- _Supplied material_:

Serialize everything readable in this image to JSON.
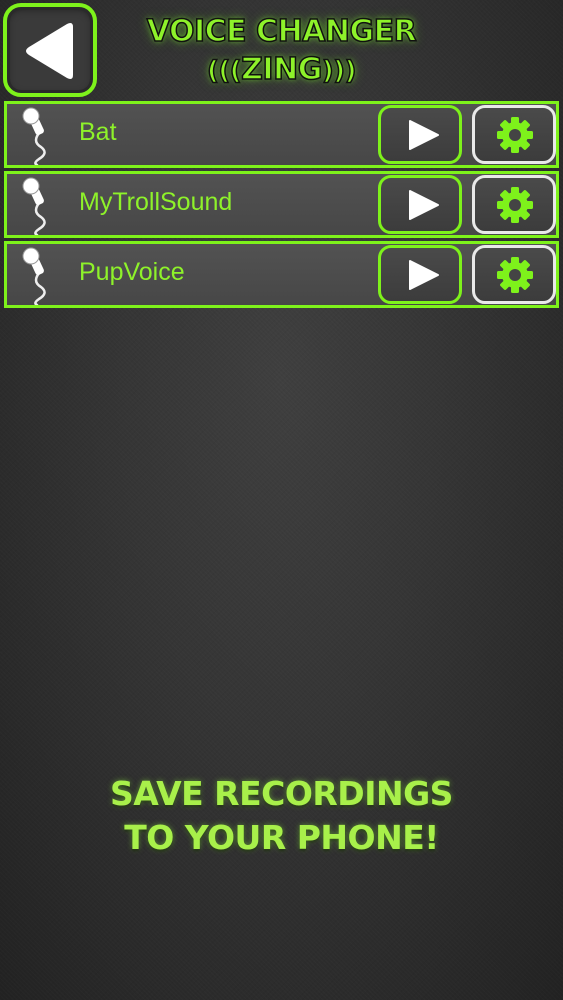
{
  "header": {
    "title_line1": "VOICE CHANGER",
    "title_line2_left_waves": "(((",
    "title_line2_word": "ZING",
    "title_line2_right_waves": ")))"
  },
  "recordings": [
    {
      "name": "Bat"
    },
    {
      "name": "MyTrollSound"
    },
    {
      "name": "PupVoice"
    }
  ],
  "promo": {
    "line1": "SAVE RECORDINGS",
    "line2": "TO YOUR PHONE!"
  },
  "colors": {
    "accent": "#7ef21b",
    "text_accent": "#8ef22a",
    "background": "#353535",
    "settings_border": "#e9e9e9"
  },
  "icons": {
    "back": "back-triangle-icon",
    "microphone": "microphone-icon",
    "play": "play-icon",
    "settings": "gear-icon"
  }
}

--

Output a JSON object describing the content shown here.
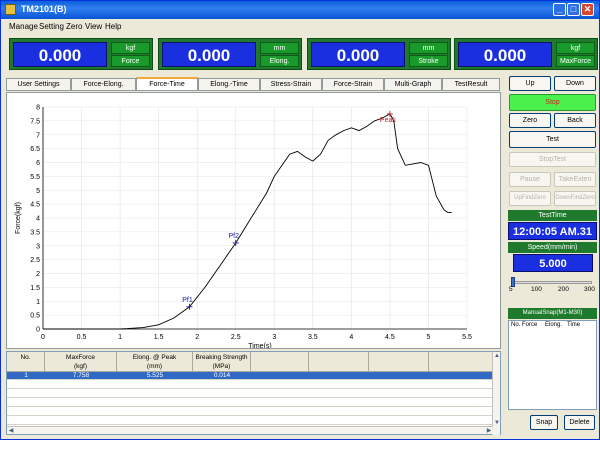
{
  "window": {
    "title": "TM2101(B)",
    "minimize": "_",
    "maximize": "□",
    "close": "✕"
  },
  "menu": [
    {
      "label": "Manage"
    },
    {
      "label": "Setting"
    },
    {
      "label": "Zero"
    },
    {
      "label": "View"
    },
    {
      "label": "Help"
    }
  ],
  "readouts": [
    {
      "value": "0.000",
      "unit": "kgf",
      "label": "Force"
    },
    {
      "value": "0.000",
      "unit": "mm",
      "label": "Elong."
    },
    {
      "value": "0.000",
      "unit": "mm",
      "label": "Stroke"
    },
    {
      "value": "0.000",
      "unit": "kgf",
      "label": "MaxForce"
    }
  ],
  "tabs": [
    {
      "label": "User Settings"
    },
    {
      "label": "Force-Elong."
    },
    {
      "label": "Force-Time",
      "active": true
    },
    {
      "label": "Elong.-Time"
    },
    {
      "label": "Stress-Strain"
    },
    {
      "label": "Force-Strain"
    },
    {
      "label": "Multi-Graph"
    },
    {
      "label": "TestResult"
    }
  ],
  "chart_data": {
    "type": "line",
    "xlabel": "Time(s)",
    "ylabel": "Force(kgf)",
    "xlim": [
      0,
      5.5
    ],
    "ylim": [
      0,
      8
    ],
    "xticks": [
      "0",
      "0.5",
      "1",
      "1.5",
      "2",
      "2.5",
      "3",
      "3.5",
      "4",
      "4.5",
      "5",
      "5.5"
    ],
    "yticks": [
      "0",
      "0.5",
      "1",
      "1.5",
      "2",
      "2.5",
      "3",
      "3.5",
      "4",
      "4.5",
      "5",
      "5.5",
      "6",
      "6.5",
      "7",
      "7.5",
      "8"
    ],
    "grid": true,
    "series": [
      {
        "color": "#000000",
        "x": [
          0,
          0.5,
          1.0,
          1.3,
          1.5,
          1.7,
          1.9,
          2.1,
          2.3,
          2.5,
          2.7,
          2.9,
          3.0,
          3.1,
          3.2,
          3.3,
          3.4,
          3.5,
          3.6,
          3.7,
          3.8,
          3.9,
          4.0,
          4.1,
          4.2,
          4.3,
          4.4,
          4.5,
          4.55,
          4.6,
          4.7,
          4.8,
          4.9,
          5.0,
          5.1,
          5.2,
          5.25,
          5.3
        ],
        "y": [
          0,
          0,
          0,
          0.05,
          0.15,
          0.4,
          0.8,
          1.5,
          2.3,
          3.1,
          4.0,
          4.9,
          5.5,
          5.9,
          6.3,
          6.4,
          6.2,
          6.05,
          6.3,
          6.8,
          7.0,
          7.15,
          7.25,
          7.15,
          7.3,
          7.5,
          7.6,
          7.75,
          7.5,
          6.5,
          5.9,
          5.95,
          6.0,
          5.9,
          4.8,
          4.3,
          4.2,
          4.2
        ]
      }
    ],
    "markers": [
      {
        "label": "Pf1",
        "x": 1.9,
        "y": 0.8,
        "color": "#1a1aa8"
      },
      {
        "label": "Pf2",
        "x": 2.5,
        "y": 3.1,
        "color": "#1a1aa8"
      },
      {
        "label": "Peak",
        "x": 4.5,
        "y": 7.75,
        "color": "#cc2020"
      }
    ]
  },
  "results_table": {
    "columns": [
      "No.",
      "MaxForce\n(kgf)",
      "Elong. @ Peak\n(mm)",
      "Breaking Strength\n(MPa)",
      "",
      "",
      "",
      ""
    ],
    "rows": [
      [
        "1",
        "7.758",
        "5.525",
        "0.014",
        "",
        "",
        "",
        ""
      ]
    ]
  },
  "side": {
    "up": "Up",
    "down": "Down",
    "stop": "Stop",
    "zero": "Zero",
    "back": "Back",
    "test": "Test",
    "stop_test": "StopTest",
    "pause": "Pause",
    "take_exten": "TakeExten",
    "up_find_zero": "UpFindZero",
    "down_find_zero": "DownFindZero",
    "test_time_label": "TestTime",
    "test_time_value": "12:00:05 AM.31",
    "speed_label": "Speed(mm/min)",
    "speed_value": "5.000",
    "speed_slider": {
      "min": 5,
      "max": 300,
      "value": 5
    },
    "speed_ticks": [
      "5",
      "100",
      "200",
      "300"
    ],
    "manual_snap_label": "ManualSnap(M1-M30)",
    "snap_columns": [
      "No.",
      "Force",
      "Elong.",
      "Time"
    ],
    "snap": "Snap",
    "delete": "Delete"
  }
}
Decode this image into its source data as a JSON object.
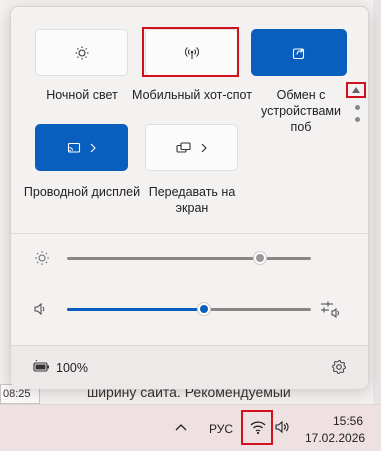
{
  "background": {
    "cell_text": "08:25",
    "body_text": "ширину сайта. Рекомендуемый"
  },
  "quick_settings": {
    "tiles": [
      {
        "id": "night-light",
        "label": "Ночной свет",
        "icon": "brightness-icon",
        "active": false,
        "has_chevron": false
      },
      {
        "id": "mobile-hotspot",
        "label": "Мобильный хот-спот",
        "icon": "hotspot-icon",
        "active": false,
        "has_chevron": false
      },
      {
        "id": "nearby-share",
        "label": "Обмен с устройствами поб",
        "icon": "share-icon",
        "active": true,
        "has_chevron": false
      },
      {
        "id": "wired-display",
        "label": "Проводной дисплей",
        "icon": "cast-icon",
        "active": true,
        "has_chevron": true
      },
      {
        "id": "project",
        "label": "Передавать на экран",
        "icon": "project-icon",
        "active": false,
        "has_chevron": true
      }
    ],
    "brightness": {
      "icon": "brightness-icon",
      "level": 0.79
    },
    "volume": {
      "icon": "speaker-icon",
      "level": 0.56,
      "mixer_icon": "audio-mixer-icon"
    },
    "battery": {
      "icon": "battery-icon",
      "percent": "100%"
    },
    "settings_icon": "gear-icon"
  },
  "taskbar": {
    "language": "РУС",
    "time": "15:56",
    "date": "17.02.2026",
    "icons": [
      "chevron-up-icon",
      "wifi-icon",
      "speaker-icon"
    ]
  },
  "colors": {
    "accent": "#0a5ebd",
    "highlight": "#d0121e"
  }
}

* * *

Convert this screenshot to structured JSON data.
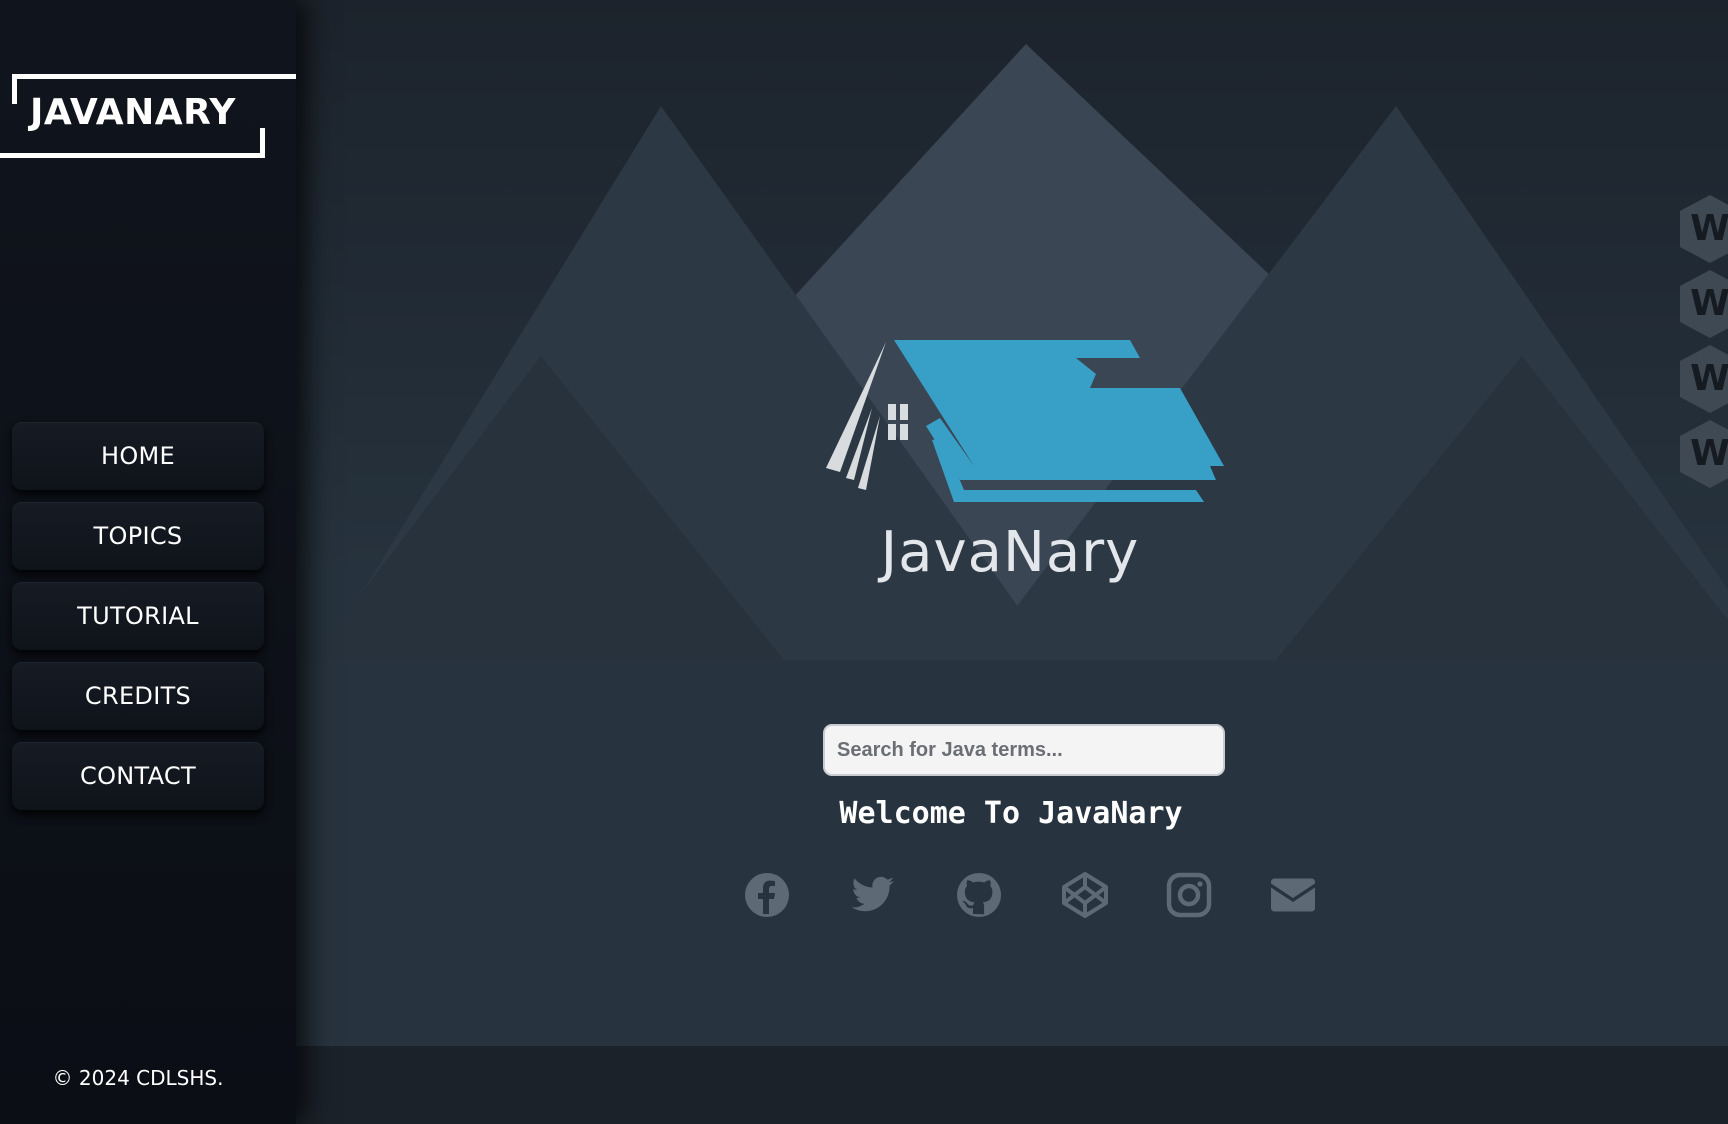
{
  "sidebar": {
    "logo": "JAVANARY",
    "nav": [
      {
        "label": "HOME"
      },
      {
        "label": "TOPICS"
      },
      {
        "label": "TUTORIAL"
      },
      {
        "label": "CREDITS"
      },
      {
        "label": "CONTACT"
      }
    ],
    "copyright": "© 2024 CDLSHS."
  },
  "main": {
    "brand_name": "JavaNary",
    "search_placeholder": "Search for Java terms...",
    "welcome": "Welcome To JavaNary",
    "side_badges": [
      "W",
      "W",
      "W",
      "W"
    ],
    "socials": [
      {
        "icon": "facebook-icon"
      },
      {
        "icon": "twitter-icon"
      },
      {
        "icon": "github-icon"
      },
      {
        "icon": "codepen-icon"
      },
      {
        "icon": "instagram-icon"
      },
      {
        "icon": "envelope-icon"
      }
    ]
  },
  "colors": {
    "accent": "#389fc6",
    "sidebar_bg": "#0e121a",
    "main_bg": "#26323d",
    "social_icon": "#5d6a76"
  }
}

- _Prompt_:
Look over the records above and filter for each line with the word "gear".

- _Exercise solution_:
    "settings": "gear-icon"
    "settings_icon": "gear-icon"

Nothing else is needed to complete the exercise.